What do you call a group of trainspotters?
A herd, a gaggle, a drove?
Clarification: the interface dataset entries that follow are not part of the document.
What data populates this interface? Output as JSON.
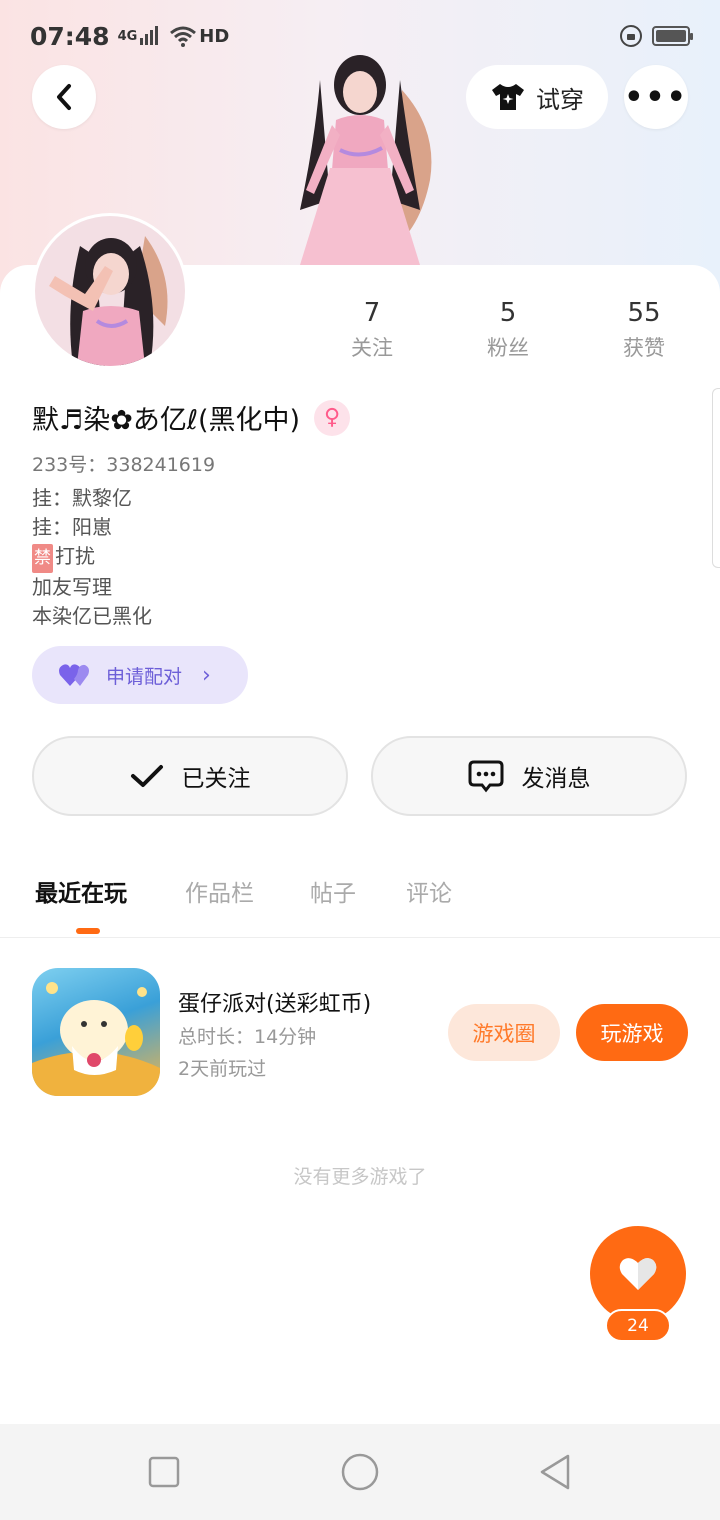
{
  "status_bar": {
    "time": "07:48",
    "network": "4G",
    "hd_label": "HD"
  },
  "header": {
    "try_on_label": "试穿",
    "more_label": "•••"
  },
  "stats": [
    {
      "value": "7",
      "label": "关注"
    },
    {
      "value": "5",
      "label": "粉丝"
    },
    {
      "value": "55",
      "label": "获赞"
    }
  ],
  "profile": {
    "nickname": "默♬染✿あ亿ℓ(黑化中)",
    "gender_symbol": "♀",
    "uid": "233号：338241619",
    "bio_lines": [
      "挂：默黎亿",
      "挂：阳崽",
      "打扰",
      "加友写理",
      "本染亿已黑化"
    ],
    "ban_badge": "禁"
  },
  "pair": {
    "label": "申请配对"
  },
  "actions": {
    "follow_label": "已关注",
    "message_label": "发消息"
  },
  "tabs": [
    {
      "label": "最近在玩",
      "active": true
    },
    {
      "label": "作品栏",
      "active": false
    },
    {
      "label": "帖子",
      "active": false
    },
    {
      "label": "评论",
      "active": false
    }
  ],
  "game": {
    "name": "蛋仔派对(送彩虹币)",
    "duration": "总时长：14分钟",
    "last_played": "2天前玩过",
    "circle_label": "游戏圈",
    "play_label": "玩游戏"
  },
  "no_more_text": "没有更多游戏了",
  "like": {
    "count": "24"
  },
  "colors": {
    "accent_orange": "#ff6a13",
    "pair_purple": "#6d5fd8",
    "gender_pink": "#ff5a8a"
  }
}
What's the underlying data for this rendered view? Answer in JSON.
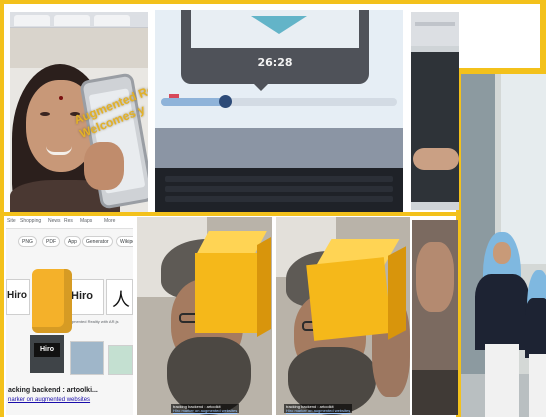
{
  "collage": {
    "description_free": true,
    "accent_color": "#f3c11b"
  },
  "tile_selfie": {
    "overlay_text_line1": "Augmented Re",
    "overlay_text_line2": "Welcomes y"
  },
  "tile_laptop_timer": {
    "timer": "26:28",
    "progress_fraction": 0.27
  },
  "tile_search": {
    "nav_items": [
      "Site",
      "Shopping",
      "News",
      "Res",
      "Maps",
      "More"
    ],
    "chips": [
      "PNG",
      "PDF",
      "App",
      "Generator",
      "Wikipedia"
    ],
    "hiro_text": "Hiro",
    "kanji": "人",
    "result_snippet": "Augmented Reality with AR.js",
    "result_title": "acking backend : artoolki...",
    "result_link": "narker on augmented websites"
  },
  "tile_man_1": {
    "caption_name": "tracking backend : artoolkit",
    "caption_link": "Hiro marker on augmented websites"
  },
  "tile_man_2": {
    "caption_name": "tracking backend : artoolkit",
    "caption_link": "Hiro marker on augmented websites"
  }
}
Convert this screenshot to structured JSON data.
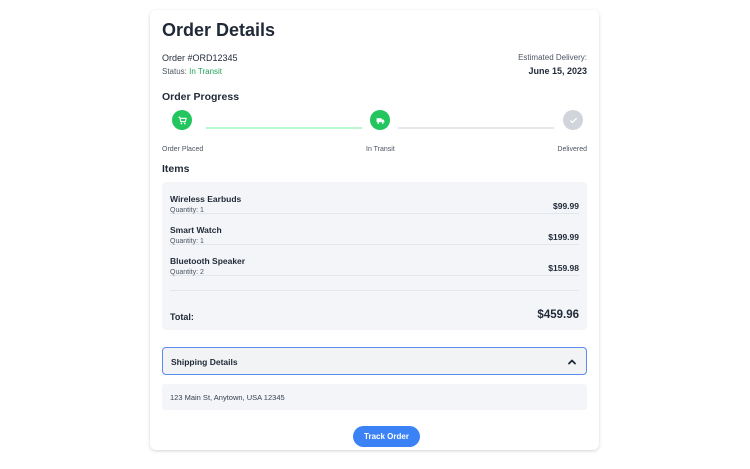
{
  "header": {
    "title": "Order Details",
    "order_id": "Order #ORD12345",
    "status_label": "Status: ",
    "status_value": "In Transit",
    "estimated_label": "Estimated Delivery:",
    "estimated_date": "June 15, 2023"
  },
  "progress": {
    "title": "Order Progress",
    "steps": [
      {
        "label": "Order Placed",
        "icon": "cart-icon",
        "state": "done"
      },
      {
        "label": "In Transit",
        "icon": "truck-icon",
        "state": "done"
      },
      {
        "label": "Delivered",
        "icon": "check-icon",
        "state": "pending"
      }
    ]
  },
  "items": {
    "title": "Items",
    "list": [
      {
        "name": "Wireless Earbuds",
        "quantity": "Quantity: 1",
        "price": "$99.99"
      },
      {
        "name": "Smart Watch",
        "quantity": "Quantity: 1",
        "price": "$199.99"
      },
      {
        "name": "Bluetooth Speaker",
        "quantity": "Quantity: 2",
        "price": "$159.98"
      }
    ],
    "total_label": "Total:",
    "total_value": "$459.96"
  },
  "shipping": {
    "label": "Shipping Details",
    "address": "123 Main St, Anytown, USA 12345",
    "expanded": true
  },
  "actions": {
    "track_label": "Track Order"
  },
  "colors": {
    "success": "#22c55e",
    "accent": "#3b82f6",
    "pending": "#d1d5db"
  }
}
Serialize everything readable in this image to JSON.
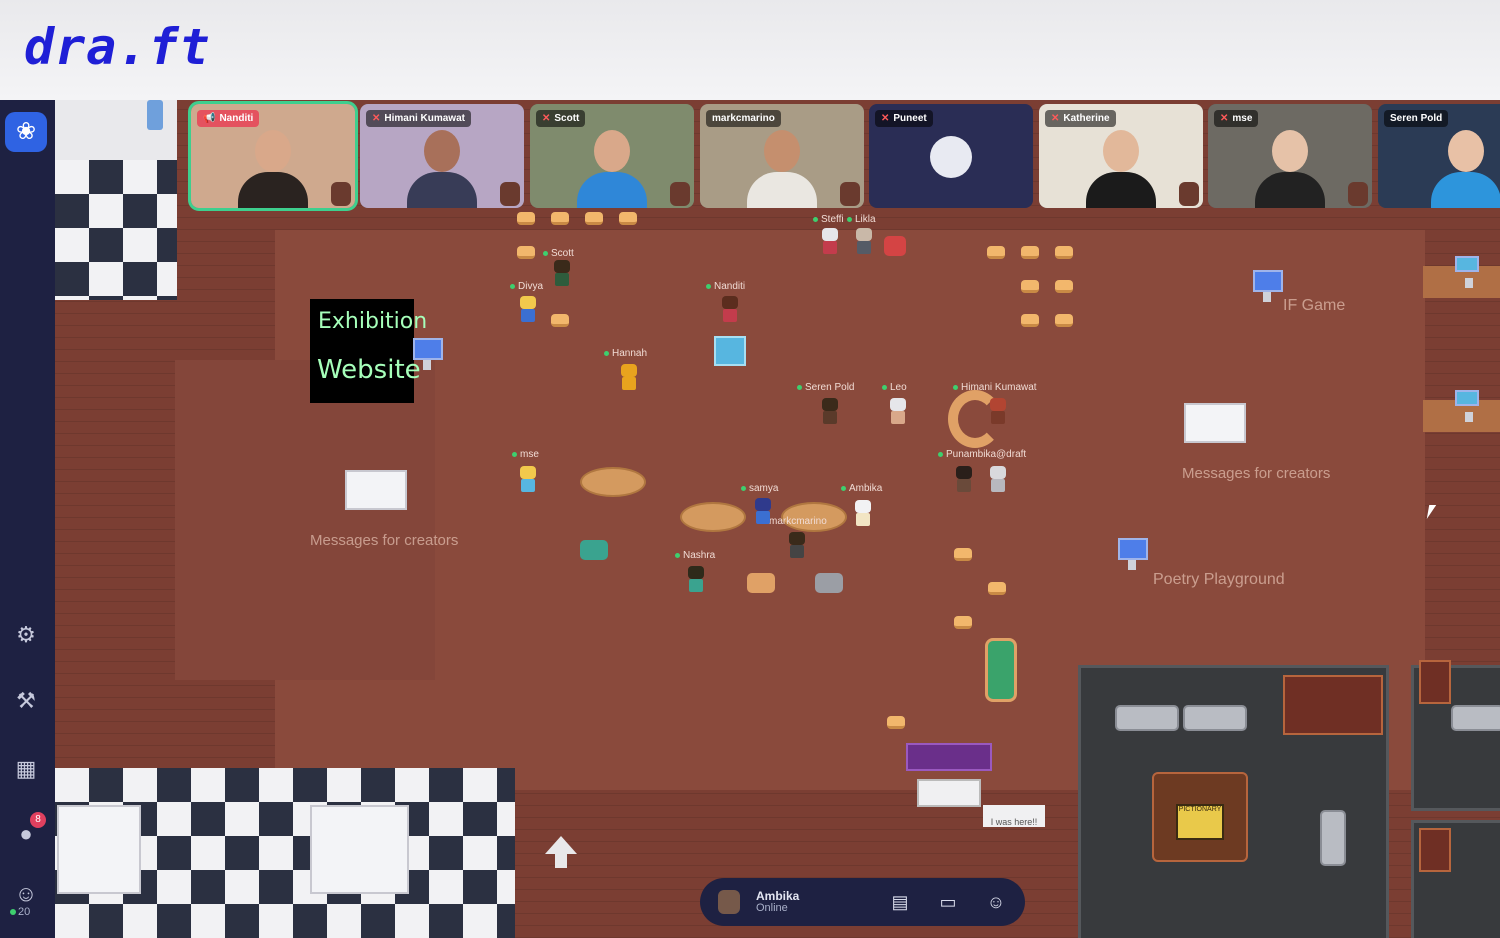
{
  "brand": {
    "title": "dra.ft"
  },
  "sidebar": {
    "online_count": "20",
    "chat_badge": "8"
  },
  "video_tiles": [
    {
      "name": "Nanditi",
      "mic": "presenting",
      "bg": "#cfa98e",
      "shirt": "#2a2320"
    },
    {
      "name": "Himani Kumawat",
      "mic": "muted",
      "bg": "#b7a6c4",
      "shirt": "#383c57"
    },
    {
      "name": "Scott",
      "mic": "muted",
      "bg": "#7f8b6d",
      "shirt": "#2f87d8"
    },
    {
      "name": "markcmarino",
      "mic": "on",
      "bg": "#a99c86",
      "shirt": "#eae7e1"
    },
    {
      "name": "Puneet",
      "mic": "muted",
      "bg": "#2a2d55",
      "shirt": ""
    },
    {
      "name": "Katherine",
      "mic": "muted",
      "bg": "#e7e1d6",
      "shirt": "#1b1b1b"
    },
    {
      "name": "mse",
      "mic": "muted",
      "bg": "#6d6a63",
      "shirt": "#222"
    },
    {
      "name": "Seren Pold",
      "mic": "on",
      "bg": "#2b3b55",
      "shirt": "#2d95dc"
    }
  ],
  "map": {
    "sign_line1": "Exhibition",
    "sign_line2": "Website",
    "labels": {
      "messages_left": "Messages for creators",
      "messages_right": "Messages for creators",
      "if_game": "IF Game",
      "poetry": "Poetry Playground",
      "was_here": "I was here!!",
      "poster": "PICTIONARY"
    },
    "players": [
      {
        "name": "Scott"
      },
      {
        "name": "Divya"
      },
      {
        "name": "Nanditi"
      },
      {
        "name": "Hannah"
      },
      {
        "name": "Steffi"
      },
      {
        "name": "Likla"
      },
      {
        "name": "Seren Pold"
      },
      {
        "name": "Leo"
      },
      {
        "name": "Himani Kumawat"
      },
      {
        "name": "Punambika@draft"
      },
      {
        "name": "mse"
      },
      {
        "name": "samya"
      },
      {
        "name": "Ambika"
      },
      {
        "name": "markcmarino"
      },
      {
        "name": "Nashra"
      }
    ]
  },
  "bottombar": {
    "user_name": "Ambika",
    "user_status": "Online"
  },
  "colors": {
    "accent": "#2f63e3",
    "brand": "#1f1fd6",
    "sidebar": "#1e2142",
    "floor": "#7b3e33",
    "online": "#3ecf6e"
  }
}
Whatever the correct plural, they were out in greying force today to glimpse the first steam engine to run on London Underground tracks in decades, armed with arrays of camera equipment and small sets of stepladders to ensure the best view onto the tracks.
Chatting among themselves as they awaited the train’s arrival at Kensington Olympia station, however, it turned out even the singular form of “trainspotter” is not their preferred title. “We get dubbed with it, but we like to be called ferroequinologists,” says Dennis Munday – referring to the Latinate term for “the study of the iron horse”.
But the celebrations for the 150th anniversary of the opening of the world’s first Tube line appeared to bring out the train lover in everyone across the capital today.
As the Met No 1 made its 36-minute journey to Moorgate, the route was lined with transport enthusiasts standing on walls and leaning over bridges to wave at the little maroon engine, built in 1898.
A few hungover passengers seated on regular trains which sped past the engine probably thought they were hallucinating - but train driver Geoff Phelps said he had experienced “every boy’s dream”.
Passing through 13 stations with good old-fashioned chug-chugs and toot-toots, plenty of tourists on the platforms were left bemused as they were dowsed in smoke – indeed, Transport for London commissioner Peter Hendy confided to The Independent that they had needed to override the smoke alarms on the route.
Inside, the wood-panelled compartments of the carriages were luxurious by comparison with today’s more functional rolling stock.
Seating eight people in comfort but with no standing room, the brass fittings and patterned carpet brought back the imperial grandeur that goes hand-in-hand with the raw industrial power of 19th century engineering.
Indeed, London mayor Boris Johnson said the “beautiful” journey “makes you understand all those Victorian novels and the romantic assignations that used to take place on the banquettes of the first-class seating”.
Many trainspotters believed this would be their last chance to see a coal-powered locomotive on the Tube tracks.
But the train will appear again next weekend - and after two years of work to get it back on the rails, Sam Mullins, director of the London Transport Museum, said there will be further runs in May and September. “We had to find it, fund it, restore it, test it, and test it endlessly,” he said. “We’re going to be using this a lot.”
Around 40,000 people crowded onto the line’s several trains back on the first day in 1863, with first-class tickets costing sixpence apiece.
Now more than three millions journeys are made on the network every day – and with 150-year-old infrastructure still in use, delays and engineering works means journies are not always as smooth as today’s carefully-choreographed steam train trip.
On the way back to The Independent’s office, three lines were partly closed and there was the inevitable 10-minute wait (an age in London rush-hour commuting terms) at Edgware Road.
If the Victorian wonder was how they built the Tube, perhaps the modern wonder is how they manage to keep the sometimes creaking thing moving.